But, given that Polonius is the one telling us/ Laertes these little tidbits of wisdom, are we supposed to take it seriously? Is Shakespeare actually making fun of this cheery, cliché, How to Win Friends and Influence People type of early self-help? (You just know Polonius would have written a self-help book.)
As comical and ridiculous as Polonius is, his elaborate attempts to keep tabs on Laertes and Ophelia remind us that fathers can't always be trusted to care for their children. This is especially true when Polonius pays Reynaldo to spread rumors about Laertes so that Laertes will confide in Reynaldo, who can then report back to Polonius (2.1.). Yikes!
Polonius is also all-too willing to use his daughter to get in good with the king —with disastrous consequences. His manipulative tactics leave Ophelia open to Hamlet's abuse and are probably partly to blame for Ophelia's tragic end. Brain Snack: Polonius isn't the only Shakespearean father to use his daughter in order to manage his relationships with other men. The "Comedy" plays are full of fathers who use their daughters as bartering tools. (Check out, for example, Baptista Minola in The Taming of the Shrew.)
We don't think that anyone deserves to die, particularly not by being stabbed when they're just innocently hiding behind a curtain to eavesdrop on a private convo between a mom and son.
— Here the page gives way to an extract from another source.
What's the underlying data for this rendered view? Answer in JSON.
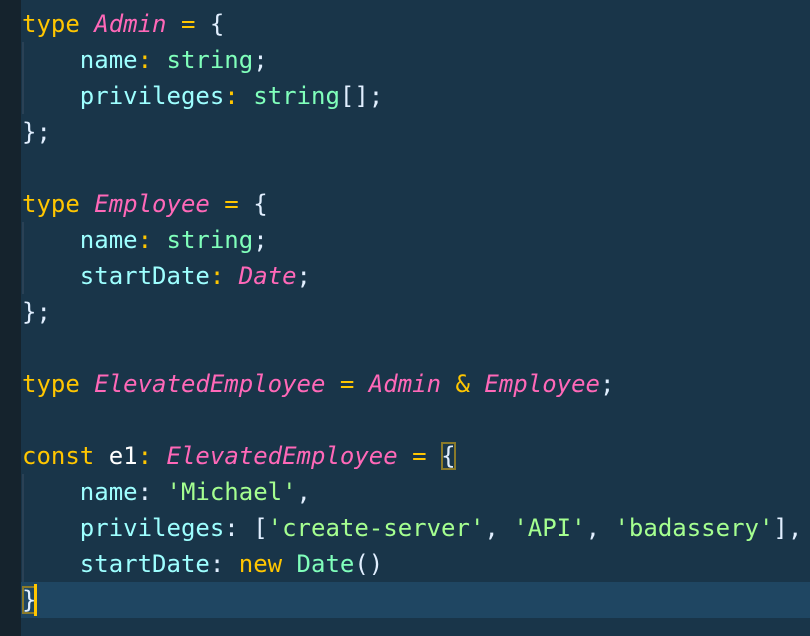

But, given Polonius' tone-deaf advice, nasty habit of spying on pretty much everyone, and his obsequious sucking-up to the king—we can't exactly say we're surprised when he meets his end in just that way.